Data excerpts =>
--- START ---

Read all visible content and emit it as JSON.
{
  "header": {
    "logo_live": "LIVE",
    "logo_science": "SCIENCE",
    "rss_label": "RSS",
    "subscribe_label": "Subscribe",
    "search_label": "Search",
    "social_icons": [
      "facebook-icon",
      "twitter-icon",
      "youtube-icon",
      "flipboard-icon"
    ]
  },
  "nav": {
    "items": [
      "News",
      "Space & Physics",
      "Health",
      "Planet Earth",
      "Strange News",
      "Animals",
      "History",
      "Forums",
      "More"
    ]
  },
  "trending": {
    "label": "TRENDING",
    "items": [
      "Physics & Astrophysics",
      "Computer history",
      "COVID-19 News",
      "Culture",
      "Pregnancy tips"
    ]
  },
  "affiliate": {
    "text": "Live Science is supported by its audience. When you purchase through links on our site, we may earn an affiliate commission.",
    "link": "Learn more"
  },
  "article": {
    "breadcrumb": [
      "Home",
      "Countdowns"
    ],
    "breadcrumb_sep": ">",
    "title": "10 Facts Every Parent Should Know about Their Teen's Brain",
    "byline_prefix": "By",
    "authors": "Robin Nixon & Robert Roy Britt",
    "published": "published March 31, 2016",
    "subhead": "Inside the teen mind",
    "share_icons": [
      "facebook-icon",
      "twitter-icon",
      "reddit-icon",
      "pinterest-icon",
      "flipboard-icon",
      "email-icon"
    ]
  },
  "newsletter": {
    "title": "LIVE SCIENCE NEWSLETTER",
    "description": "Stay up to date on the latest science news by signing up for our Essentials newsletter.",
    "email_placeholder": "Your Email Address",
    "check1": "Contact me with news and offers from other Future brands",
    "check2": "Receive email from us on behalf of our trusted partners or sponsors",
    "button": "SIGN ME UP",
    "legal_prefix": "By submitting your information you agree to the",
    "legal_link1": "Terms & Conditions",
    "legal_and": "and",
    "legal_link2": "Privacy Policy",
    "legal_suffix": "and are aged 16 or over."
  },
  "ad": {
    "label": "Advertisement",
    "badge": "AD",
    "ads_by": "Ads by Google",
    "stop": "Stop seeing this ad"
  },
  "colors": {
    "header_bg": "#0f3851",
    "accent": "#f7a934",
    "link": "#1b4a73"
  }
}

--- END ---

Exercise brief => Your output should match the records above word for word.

Result =>
Read all visible content and emit it as JSON.
{
  "header": {
    "logo_live": "LIVE",
    "logo_science": "SCIENCE",
    "rss_label": "RSS",
    "subscribe_label": "Subscribe",
    "search_label": "Search",
    "social_icons": [
      "facebook-icon",
      "twitter-icon",
      "youtube-icon",
      "flipboard-icon"
    ]
  },
  "nav": {
    "items": [
      "News",
      "Space & Physics",
      "Health",
      "Planet Earth",
      "Strange News",
      "Animals",
      "History",
      "Forums",
      "More"
    ]
  },
  "trending": {
    "label": "TRENDING",
    "items": [
      "Physics & Astrophysics",
      "Computer history",
      "COVID-19 News",
      "Culture",
      "Pregnancy tips"
    ]
  },
  "affiliate": {
    "text": "Live Science is supported by its audience. When you purchase through links on our site, we may earn an affiliate commission.",
    "link": "Learn more"
  },
  "article": {
    "breadcrumb": [
      "Home",
      "Countdowns"
    ],
    "breadcrumb_sep": ">",
    "title": "10 Facts Every Parent Should Know about Their Teen's Brain",
    "byline_prefix": "By",
    "authors": "Robin Nixon & Robert Roy Britt",
    "published": "published March 31, 2016",
    "subhead": "Inside the teen mind",
    "share_icons": [
      "facebook-icon",
      "twitter-icon",
      "reddit-icon",
      "pinterest-icon",
      "flipboard-icon",
      "email-icon"
    ]
  },
  "newsletter": {
    "title": "LIVE SCIENCE NEWSLETTER",
    "description": "Stay up to date on the latest science news by signing up for our Essentials newsletter.",
    "email_placeholder": "Your Email Address",
    "check1": "Contact me with news and offers from other Future brands",
    "check2": "Receive email from us on behalf of our trusted partners or sponsors",
    "button": "SIGN ME UP",
    "legal_prefix": "By submitting your information you agree to the",
    "legal_link1": "Terms & Conditions",
    "legal_and": "and",
    "legal_link2": "Privacy Policy",
    "legal_suffix": "and are aged 16 or over."
  },
  "ad": {
    "label": "Advertisement",
    "badge": "AD",
    "ads_by": "Ads by Google",
    "stop": "Stop seeing this ad"
  },
  "colors": {
    "header_bg": "#0f3851",
    "accent": "#f7a934",
    "link": "#1b4a73"
  }
}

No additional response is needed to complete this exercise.